Over 93,000 people responded to the EU LGBT survey conducted by the EU Fundamental Rights Agency. The Agency (FRA) provides evidence-based advice to EU and national decision makers so as to inform debates, policies and laws on fundamental rights.
The survey covered experiences in daily living, discrimination, violence and harassment and rights awareness. It is a huge amount of data and it provides very important information on the experiences of LGBT people across Europe.
Results indicated that half of all respondents indicated that they had been discriminated against or harassed because of their sexual orientation in the previous year. 60% of respondents said they would not report incidents because they felt that nothing would be done. 2 out of 3 LGBT respondents were hiding or disguising being LGBT at school.
Across all areas of the survey transgender respondents recorded higher levels of actual and perceived violence, discrimination and harassment.
The results are available broken down across the 27 member states (plus Croatia.)
Some Irish statistics of note
- 57% of Irish respondents said that they avoided holding their same-sex partner’s hand in public because of a fear of being assaulted or threatened.

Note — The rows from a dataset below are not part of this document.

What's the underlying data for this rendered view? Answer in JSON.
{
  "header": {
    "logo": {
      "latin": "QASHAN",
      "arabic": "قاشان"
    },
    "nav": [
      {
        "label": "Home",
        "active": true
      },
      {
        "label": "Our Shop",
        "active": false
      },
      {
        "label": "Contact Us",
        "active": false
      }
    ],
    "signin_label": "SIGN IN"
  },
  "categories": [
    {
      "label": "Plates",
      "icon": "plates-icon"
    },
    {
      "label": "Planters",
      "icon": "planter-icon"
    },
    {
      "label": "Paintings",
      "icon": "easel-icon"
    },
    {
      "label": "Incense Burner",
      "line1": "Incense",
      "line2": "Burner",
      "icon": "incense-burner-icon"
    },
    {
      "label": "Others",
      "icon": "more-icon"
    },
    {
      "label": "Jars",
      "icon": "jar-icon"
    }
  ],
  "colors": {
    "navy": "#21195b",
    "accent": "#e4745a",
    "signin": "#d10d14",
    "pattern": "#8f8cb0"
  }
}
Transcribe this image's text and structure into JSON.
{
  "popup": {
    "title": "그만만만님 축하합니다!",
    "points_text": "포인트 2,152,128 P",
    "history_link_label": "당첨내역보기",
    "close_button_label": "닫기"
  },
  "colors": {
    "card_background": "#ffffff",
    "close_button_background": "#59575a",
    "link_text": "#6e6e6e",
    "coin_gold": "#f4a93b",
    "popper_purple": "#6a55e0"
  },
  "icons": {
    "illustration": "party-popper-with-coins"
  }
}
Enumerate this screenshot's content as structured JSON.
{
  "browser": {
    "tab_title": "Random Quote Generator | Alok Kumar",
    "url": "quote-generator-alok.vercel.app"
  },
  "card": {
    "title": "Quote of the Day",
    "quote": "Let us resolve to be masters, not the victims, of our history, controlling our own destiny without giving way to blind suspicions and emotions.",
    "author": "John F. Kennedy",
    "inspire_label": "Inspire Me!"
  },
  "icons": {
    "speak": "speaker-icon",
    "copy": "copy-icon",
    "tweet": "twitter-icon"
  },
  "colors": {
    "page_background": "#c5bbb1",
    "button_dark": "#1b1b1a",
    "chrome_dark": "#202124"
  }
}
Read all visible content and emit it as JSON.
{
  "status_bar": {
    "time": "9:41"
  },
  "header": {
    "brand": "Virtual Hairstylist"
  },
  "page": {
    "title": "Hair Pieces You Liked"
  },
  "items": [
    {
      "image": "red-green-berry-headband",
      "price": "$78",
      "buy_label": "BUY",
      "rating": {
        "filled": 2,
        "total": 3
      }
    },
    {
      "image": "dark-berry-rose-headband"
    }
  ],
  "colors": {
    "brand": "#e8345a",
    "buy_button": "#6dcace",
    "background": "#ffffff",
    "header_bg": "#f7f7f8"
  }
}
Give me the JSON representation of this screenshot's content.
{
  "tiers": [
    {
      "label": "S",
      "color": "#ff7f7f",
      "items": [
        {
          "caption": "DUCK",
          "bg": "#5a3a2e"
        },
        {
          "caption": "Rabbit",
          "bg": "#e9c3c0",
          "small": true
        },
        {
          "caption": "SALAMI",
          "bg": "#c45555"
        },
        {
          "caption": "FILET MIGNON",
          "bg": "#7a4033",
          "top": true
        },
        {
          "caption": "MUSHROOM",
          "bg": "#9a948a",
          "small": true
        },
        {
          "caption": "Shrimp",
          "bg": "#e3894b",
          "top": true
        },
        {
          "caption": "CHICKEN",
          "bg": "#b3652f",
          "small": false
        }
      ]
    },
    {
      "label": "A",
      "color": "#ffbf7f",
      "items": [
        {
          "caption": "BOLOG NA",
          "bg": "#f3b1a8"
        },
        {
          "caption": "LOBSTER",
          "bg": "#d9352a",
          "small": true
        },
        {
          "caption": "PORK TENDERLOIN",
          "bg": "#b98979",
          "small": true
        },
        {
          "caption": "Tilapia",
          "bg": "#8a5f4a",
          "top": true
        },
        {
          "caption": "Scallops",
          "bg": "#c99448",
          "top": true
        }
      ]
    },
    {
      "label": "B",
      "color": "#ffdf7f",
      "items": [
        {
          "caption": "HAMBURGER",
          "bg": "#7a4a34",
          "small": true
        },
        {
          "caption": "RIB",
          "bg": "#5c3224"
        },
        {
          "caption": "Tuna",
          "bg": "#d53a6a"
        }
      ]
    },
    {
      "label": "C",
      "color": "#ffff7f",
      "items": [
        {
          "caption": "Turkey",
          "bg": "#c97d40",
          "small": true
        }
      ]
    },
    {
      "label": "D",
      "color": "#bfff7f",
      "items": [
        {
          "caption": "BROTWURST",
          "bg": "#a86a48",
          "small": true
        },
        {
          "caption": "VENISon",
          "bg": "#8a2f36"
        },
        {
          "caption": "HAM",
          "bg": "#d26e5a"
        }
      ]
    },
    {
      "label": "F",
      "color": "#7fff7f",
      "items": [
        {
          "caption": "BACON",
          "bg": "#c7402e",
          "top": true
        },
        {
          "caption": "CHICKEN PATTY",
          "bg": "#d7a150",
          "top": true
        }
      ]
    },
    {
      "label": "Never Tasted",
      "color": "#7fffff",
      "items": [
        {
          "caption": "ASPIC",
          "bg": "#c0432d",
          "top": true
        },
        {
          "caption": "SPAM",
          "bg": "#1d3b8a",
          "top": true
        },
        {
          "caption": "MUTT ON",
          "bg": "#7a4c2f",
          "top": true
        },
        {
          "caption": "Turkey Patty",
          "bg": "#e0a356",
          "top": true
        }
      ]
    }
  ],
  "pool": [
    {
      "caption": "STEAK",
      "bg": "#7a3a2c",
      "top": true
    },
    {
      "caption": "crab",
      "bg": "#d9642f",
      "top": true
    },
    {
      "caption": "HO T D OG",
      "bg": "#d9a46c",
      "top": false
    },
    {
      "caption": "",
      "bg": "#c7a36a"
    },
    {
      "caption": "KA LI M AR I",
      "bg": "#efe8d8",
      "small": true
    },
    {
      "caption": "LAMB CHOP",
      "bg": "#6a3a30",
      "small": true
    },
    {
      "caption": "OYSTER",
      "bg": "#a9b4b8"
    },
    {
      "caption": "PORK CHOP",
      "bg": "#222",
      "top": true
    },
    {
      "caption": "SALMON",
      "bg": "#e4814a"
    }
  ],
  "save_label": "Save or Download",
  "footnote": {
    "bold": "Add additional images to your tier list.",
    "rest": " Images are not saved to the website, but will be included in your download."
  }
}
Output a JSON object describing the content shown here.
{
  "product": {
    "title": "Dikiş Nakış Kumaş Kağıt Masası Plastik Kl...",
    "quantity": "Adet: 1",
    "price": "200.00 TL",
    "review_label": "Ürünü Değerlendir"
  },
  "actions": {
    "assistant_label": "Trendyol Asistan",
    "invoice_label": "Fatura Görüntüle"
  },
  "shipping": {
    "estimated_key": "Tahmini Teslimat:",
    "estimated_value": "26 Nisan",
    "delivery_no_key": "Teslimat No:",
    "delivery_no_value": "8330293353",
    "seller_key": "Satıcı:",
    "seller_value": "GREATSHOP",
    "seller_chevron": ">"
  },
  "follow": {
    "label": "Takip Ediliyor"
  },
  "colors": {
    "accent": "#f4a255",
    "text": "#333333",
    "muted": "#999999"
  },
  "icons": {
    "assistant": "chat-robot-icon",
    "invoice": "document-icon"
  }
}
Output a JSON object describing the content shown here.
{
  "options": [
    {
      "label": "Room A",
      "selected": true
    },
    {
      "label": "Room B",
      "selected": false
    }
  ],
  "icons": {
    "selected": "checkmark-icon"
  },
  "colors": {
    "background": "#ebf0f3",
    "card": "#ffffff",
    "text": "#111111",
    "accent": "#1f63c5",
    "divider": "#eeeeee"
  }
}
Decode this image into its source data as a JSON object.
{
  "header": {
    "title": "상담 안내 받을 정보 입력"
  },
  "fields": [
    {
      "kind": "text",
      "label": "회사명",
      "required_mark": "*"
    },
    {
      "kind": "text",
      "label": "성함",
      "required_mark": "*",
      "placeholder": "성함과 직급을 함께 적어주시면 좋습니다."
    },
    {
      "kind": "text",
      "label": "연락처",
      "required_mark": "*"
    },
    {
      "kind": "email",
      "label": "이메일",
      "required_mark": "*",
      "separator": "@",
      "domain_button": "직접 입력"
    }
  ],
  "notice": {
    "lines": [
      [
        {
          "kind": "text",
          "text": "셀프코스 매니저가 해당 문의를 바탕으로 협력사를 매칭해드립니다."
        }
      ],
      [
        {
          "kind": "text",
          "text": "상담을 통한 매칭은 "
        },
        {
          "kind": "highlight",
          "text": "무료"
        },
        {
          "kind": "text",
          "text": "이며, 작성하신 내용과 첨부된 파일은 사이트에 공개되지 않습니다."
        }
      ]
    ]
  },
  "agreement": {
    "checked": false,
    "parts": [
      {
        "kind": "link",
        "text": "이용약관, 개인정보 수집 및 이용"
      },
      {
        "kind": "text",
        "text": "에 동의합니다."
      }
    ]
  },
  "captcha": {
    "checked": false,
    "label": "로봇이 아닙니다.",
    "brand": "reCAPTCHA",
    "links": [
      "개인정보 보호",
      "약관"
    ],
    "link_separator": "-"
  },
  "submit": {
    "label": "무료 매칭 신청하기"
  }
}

- 31% of Irish respondents indicated that they had been physically/sexually attacked or threatened with violence at home or elsewhere in the past 5 years. (EU figure was 26%)
- 74% of Irish Respondents knew there was legislation preventing discrimination in employment on the basis of sexual orientation.
The majority of respondents across the EU favoured increased visibility of LGBT issues and identity in schools, education and information for public officials on LGBT issues, recognition of same sex relationships and other targeted actions as having a positive impact on tackling discrimination and harassment.
The FRA have developed evidence based advice to member states and the European Commission (who asked for the study to be undertaken).
Included in the advice, which is summarised here, is a call for recognising and protecting victims of hate crime . This is something which the State and An Garda Siochana do not currently undertake. There is no hate crime legislation or data gathering not only for crimes against LGBT’s but also for crimes on the basis of ethnicity and race and disability.